Warner Bros. Plans a ‘Hogwarts Legacy’ Sequel Despite Outrage Surrounding Rowling

Hogwarts Legacy proved to be a monumental success, generating over $1 billion in revenue despite its connection to J.K. Rowling's controversial tweets in recent years.
Published On September 19, 2023

Rumors of a Hogwarts Legacy sequel have already started making the rounds. Photo via Warner Bros. Games/Avalanche Software

Hogwarts Legacy isn’t a bad game, certainly not one deserving a 1/10 rating. The game’s reputation (and that of the entire Wizarding World for that matter), however, is tied to that of author J.K. Rowling — who has continued inciting outrage from trans gamers and the community as a whole. As the gaming community took up arms against “Hogwarts Legacy,” what came to light was a begrudging reality: social media hate and criticism don’t equate to real-world consequences.

No uproar could halt “Hogwarts Legacy’s” success — selling over 15 million copies and generating over $1 billion in revenue. Mainstream gaming audiences abandoned Rowling’s anti-trans narrative in favor of fulfilling their childhood fantasy of receiving an acceptance letter from the famed “Hogwarts School of Witchcraft.” This only added momentum to the studio’s plans for a sequel to “Hogwarts Legacy” — one that soaks you into Harry Potter tales.

Gameplay mechanics from Hogwarts Legacy.
The Straw Hat pirates from Netflix's live-action adaptation.

Hogwarts Legacy has you sweeping the halls of Hogwarts clean as you engage in a rather stagnant loot collection-heavy gameplay.

Photos via Warner Bros. Games/Avalanche Software

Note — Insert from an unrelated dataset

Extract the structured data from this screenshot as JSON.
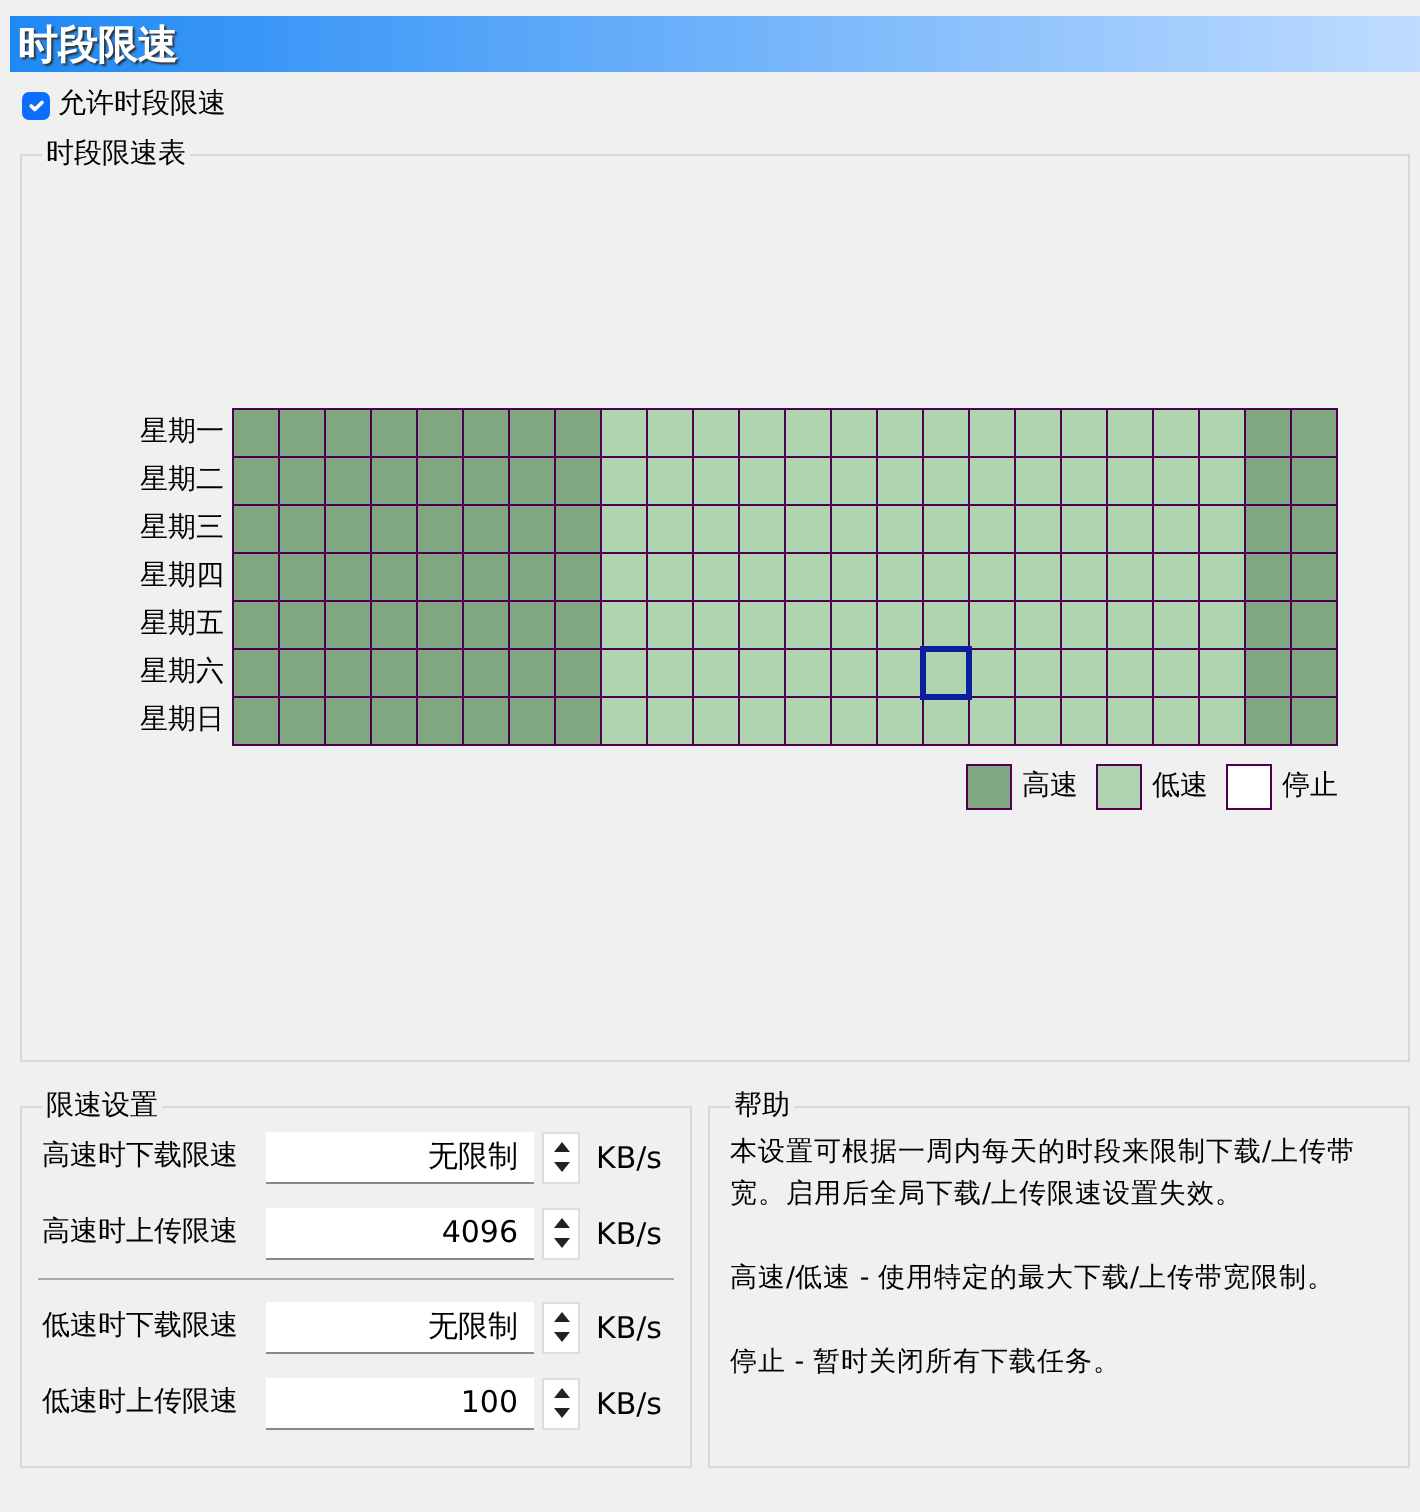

Industry insider MyTimeToShineH shared news about a potential return to the hallowed halls of Hogwarts, reporting that a sequel is in the works. Warner Bros. previously reported seeing “Hogwarts Legacy” as a “long-term franchise,” reported Variety after speaking to WB Games President David Haddad.

Warner Bros. is seeing “Hogwarts Legacy” as a long-term franchise.

The reveal trailer for Hogwarts Legacy promised players to add their “own story” to “shape the future” of the Wizarding World. You step in the shoes of a new student at Hogwarts, one who gets embroiled in an ancient conspiracy — events set some 100 years before the events of “Harry Potter and the Philosopher’s Stone.” Warner Bros. was abundantly clear that the author “is not directly involved in the creation of the game.”

Beyond the panicked disclaimers under the ever-present shadow of Rowling’s transphobia came a game that “feels like a third-person shooter, one in which you barely have to aim,” according to Polygon. Wired magazine noted that the gameplay “feels dated,” and has “no magic, no heart.” Like most reviews of the game, things appeared to weigh more on its “real-world harms.”

Other outlets, such as Canadian publication TheGamer declined to formally review the game or cover any news updates, even asking its readers not to play the game if they cared about their trans friends.

Carried heavily by the economic power of nostalgia, the game taps into childhood dreams of receiving an acceptance letter from the famed wizarding school. It also serves as a precedent: J.K. Rowling’s political hogwash can be (somewhat) separated from her intellectual property, and even yield great profits. Even with a drastic drop-off in popularity, online communities continue to wonder about a potential DLC and the sequel.